With the scenario that you laid out (ie. 5% and 10% loans), it makes no sense at all. The problem is, when you're in trouble the rates are never 5% or 10%.
Getting behind on credit cards sucks and is really hard to recover from. The problem with multiple accounts is that as the banks tack on fees and raise your interest rate to the default rate (usually 30%) when you give them any excuse (late payment, over the limit, etc). The banks will also cut your credit lines as you make payments, making it more likely that you will bump over the limit and be back in "default" status.
One payment, even at a slightly higher rate is preferable when you're deep in the hole because you can actually pay enough to hit principal. If you have assets like a house, you'll get a much better rate as well. In a scenario where you're paying 22-25% interest, your minimum payment will be $150-200 a month, and that is mostly interest and penalty. "One big loan" will usually result in a smaller payment, and you don't end up in a situation where the banks are jockeying for position so they get paid first.
The danger of consolidation is that you'll stop triggering defaults and keep making your payments, so your credit score will improve.
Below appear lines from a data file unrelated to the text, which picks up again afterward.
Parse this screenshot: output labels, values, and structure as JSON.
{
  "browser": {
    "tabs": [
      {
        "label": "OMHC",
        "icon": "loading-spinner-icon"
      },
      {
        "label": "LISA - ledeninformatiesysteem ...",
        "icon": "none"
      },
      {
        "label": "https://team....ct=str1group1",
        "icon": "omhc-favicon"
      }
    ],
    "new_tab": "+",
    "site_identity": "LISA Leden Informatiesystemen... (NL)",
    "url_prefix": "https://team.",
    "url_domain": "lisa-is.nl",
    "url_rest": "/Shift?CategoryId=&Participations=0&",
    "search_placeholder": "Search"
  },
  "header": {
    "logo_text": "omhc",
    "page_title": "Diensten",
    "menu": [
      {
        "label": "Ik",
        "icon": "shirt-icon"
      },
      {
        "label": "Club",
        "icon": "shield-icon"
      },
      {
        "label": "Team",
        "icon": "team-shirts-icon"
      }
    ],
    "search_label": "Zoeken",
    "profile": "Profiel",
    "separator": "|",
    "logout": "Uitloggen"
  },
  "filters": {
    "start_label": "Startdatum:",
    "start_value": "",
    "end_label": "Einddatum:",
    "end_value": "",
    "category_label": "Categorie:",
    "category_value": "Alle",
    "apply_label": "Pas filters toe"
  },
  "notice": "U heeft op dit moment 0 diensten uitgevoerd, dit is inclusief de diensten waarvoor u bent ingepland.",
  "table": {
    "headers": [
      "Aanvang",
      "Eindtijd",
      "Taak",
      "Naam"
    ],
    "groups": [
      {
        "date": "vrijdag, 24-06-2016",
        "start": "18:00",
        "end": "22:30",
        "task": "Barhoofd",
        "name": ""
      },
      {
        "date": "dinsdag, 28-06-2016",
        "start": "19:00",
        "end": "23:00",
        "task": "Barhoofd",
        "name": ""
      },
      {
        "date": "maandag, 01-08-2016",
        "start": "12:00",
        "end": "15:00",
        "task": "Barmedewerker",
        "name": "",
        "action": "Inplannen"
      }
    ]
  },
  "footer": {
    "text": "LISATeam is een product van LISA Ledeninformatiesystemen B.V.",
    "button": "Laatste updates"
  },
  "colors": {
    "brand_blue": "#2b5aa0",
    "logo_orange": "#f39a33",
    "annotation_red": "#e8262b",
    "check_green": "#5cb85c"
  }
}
Then the vultures will start circling and offering you more credit cards.
EDIT: Mea Culpa.
I wrote this based on experiences of close friends whom I've helped out over the years, not realizing how the law changed in 2009.
Back around 2004, a single late payment would trigger universal default on most cards, jacking all rates up to 30% and slashing credit lines, resulting in over the limit and other fees. Credit card banks generally apply payments (in order, to interest on penalties, penalties, interest on principal, principal) in a way that makes it very difficult to pay down principal for people deep in debt. They would also offer "payment plans" to entice you to pay Bank B vs. Bank A, which would trigger overlimit fees from Bank A.
Another change is that minimum payments were generally 2% of statement balance, which often didn't cover the monthly finance charge. The new law changed that, resulting in a payment of 1% of balance + accrued interest.
Under the old regime, consolidation made it less likely that various circumstances would trigger default, and gave the struggling debtor one throat to choke. With the new rules, there are definitely a smaller number of scenarios where consolidation actually makes sense.